    • Let’s assume we have a 12-day S&OP process. The Demand plan is completed in working days 1-4 in the cycle.  The output of this feeds an Operations plan, to be completed in working days 5-8 and finally that feeds an Inventory plan in working day 9-12.  The inventory plan does not need to be updated in real time as the Demand plan is updated, so this is a good candidate to split the model functionality in three models (Demand, Operations and Inventory) and import the data between them (maybe overnight, or using a schedule)
    1. Can you split the model by hierarchies?
    • It is important that we minimise the number of models a user needs to access to complete their planning, so think about splitting the models along those lines of responsibility (maybe be Region, or by Product).  For example.  Let’s assume we now have three parts of a process; Contract Setup, Contract Rules and Scenario Modelling.  As described above, we could split the model by these three, but if the same user needs move quickly from one process to another, switching between models is not a satisfactory solution.  So in this case, it would be better to try and keep all of the process calculations and modules in one model and split the model based on the main contract hierarchy.
    1. Does all central reporting/analysis need to be real time?
    • Often the models pull everything together for Central consolidation and Reporting. As with the first example, in many cases, this doesn’t need to be updated in real time and can be split out into a separate model and update regularly.  Quite often these updates are overnight in existing systems, so we are often able to improve the latency of the reporting from the existing state, even if not in real time

    I hope this is helpful, if you have any follow up quesitons, please post the question in the relevant Topic forum (from the left hand navigation panel)

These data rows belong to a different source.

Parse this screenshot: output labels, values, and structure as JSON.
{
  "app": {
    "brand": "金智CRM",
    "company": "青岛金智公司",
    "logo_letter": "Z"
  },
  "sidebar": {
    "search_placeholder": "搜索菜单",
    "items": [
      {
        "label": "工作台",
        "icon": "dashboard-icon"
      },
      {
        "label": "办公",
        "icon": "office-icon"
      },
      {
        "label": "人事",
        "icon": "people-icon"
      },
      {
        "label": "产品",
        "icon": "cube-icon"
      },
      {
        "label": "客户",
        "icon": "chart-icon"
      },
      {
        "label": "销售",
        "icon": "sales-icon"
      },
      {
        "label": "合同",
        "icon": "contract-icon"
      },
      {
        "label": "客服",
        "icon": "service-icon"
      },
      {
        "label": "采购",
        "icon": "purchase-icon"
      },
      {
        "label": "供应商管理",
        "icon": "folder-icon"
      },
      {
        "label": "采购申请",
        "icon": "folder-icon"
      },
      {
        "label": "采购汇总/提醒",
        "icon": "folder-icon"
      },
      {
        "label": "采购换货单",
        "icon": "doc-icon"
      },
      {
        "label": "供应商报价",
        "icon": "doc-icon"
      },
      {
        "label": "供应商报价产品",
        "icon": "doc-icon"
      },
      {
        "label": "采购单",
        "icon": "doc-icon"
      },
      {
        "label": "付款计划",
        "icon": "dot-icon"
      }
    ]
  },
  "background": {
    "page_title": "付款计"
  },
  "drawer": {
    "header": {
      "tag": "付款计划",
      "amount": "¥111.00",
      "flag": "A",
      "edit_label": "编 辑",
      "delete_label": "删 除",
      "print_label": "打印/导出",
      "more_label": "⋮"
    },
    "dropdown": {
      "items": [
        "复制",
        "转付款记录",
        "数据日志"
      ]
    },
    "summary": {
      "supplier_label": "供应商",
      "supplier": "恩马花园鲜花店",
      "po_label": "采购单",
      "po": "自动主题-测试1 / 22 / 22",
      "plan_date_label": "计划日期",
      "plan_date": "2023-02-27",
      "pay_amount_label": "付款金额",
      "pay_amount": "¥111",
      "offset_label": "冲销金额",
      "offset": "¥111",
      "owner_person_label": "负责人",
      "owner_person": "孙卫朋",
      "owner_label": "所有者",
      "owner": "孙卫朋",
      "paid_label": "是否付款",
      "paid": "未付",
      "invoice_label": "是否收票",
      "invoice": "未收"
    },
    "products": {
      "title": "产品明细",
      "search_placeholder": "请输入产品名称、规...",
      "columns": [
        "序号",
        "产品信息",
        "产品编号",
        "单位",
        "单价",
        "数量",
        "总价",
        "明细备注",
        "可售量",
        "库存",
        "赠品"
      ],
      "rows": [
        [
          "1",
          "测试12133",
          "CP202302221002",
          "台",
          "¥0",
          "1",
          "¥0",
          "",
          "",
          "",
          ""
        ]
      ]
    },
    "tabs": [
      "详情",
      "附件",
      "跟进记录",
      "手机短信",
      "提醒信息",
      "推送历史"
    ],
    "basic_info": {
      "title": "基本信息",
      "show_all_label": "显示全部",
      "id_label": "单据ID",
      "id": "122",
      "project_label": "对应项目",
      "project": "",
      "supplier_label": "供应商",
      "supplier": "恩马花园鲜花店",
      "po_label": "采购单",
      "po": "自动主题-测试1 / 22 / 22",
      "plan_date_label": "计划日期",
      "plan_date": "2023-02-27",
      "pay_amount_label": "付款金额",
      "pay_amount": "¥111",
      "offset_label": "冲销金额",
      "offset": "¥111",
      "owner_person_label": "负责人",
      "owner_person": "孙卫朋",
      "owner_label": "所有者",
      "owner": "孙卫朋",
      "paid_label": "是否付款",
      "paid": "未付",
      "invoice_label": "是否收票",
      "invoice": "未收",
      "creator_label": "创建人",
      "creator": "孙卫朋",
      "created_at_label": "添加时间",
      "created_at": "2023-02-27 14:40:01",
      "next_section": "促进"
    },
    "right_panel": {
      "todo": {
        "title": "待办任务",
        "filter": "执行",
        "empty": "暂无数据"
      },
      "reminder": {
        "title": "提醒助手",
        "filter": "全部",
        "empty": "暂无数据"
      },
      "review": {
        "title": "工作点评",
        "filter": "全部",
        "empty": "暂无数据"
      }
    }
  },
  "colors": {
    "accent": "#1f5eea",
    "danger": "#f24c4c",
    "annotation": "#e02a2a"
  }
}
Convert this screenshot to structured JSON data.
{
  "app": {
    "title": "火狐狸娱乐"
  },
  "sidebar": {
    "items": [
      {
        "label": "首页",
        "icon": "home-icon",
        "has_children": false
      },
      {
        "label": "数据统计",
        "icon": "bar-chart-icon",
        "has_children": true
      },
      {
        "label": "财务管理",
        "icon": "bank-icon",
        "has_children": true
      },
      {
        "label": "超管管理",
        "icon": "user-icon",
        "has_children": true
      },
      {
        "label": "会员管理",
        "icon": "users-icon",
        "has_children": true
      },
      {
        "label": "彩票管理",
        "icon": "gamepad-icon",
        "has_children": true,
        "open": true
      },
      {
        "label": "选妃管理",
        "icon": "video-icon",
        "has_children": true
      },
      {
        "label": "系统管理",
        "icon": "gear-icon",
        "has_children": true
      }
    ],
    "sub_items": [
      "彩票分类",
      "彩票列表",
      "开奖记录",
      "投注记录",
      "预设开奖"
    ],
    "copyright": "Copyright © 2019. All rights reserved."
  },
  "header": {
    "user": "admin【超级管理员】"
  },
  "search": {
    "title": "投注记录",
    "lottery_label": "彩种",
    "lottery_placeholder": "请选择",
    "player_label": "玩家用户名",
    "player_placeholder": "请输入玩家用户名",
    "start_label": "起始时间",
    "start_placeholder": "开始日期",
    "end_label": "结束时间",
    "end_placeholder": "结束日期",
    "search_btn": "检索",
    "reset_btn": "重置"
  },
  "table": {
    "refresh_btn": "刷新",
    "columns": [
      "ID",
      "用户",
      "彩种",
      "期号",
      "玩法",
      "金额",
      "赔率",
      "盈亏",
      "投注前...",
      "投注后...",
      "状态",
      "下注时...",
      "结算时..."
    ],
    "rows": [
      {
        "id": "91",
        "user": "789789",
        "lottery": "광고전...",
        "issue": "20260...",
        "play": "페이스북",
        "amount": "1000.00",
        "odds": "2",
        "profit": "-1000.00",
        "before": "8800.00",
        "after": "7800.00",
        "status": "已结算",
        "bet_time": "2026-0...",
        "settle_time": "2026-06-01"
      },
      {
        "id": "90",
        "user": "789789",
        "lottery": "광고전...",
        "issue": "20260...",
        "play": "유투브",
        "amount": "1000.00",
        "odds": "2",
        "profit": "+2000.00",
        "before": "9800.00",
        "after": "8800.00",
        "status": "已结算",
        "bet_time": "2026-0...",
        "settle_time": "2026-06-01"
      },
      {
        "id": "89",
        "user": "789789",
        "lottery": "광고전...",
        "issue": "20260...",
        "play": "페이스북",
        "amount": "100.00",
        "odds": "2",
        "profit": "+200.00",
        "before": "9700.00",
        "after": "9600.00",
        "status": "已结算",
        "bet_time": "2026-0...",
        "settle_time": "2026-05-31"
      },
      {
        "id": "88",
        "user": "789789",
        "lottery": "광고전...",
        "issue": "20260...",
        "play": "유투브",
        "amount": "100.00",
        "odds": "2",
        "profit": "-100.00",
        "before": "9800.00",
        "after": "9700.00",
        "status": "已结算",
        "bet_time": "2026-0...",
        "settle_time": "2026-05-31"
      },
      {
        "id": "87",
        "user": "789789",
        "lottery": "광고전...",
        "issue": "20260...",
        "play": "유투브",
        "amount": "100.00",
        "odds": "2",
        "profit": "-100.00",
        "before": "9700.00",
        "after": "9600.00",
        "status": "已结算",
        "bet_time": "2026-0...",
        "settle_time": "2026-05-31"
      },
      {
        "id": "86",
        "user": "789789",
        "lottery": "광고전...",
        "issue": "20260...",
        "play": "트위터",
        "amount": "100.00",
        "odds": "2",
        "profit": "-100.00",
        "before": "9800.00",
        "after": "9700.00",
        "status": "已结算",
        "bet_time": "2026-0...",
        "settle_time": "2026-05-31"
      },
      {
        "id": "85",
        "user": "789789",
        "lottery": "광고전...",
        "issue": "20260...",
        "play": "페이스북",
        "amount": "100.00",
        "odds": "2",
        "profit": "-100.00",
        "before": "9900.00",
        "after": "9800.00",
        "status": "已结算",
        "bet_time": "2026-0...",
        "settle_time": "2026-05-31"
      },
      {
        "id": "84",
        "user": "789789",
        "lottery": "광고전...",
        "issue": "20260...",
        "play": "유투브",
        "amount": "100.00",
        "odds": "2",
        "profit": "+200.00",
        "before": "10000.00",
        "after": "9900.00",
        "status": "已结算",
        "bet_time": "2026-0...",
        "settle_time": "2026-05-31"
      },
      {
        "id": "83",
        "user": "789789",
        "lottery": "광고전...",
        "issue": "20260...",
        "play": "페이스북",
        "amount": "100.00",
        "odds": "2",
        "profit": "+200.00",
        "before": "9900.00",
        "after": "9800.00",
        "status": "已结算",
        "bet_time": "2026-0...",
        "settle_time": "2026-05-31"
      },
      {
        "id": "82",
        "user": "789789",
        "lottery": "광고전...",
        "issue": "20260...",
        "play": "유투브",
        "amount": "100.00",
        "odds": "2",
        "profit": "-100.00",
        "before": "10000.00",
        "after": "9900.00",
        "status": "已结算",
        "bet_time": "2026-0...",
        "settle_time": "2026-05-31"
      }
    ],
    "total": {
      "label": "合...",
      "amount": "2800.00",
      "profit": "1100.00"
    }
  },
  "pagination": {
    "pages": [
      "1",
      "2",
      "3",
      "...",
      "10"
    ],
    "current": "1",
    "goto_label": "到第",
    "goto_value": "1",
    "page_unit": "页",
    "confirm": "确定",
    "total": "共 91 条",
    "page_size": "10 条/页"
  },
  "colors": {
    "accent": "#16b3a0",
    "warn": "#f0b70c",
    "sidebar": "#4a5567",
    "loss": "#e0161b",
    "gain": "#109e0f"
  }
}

  • Hi Terrie

    I presume your first question refers to the incremental data load.

    I think, as with most cases, common sense needs to prevail.  The key point is to try and make the imports as efficient as possible and that is why we advocate the incremental load.  But, as you point out, sometimes, this doesn’t make sense for all (small) lists and isn’t really practical.  As I mentioned in the video, most of the best practices are guidelines that will have exceptions.

    The really important thing to point out here is it is BAD practice to clear out the list and re-load each time it is imported, be that into the hub itself, or the downstream models.  There is a limit on the number of times this can be done before our Technical team need to get involved to reset it. Please try and avoid this method of updates.  I will be posting an article on Best Practice for List Imports soon.


    On your second question, if by a KEY list you mean a numbered list, then it will depend on the reason for the numbered list.

    If the numbered list was created in the hub because of a lack of a key, then creating the key in the hub and using that as the code in the downstream models negates the need for a numbered list.  It is much easier to try and avoid using numbered lists when importing or exporting data between models.  This is due to the #id that is used to identify the numbered list entry.  Using a code is always much more preferable. 

    However, if the numbered list was used because of flexibility/limitations on the display name, then you can still have a numbered list in the downstream model.  I would still try and use a code wherever possible (it is much easier to tie the lists together)


    I would always advocate a properties or attributes module though.  As I mentioned as part of DISCO, creating a System module and referencing the details everywhere is key to good model performance, design and understanding.


    I hope this is helpful, if you have any follow up quesitons, please post the question in the relevant Topic forum (from the left hand navigation panel)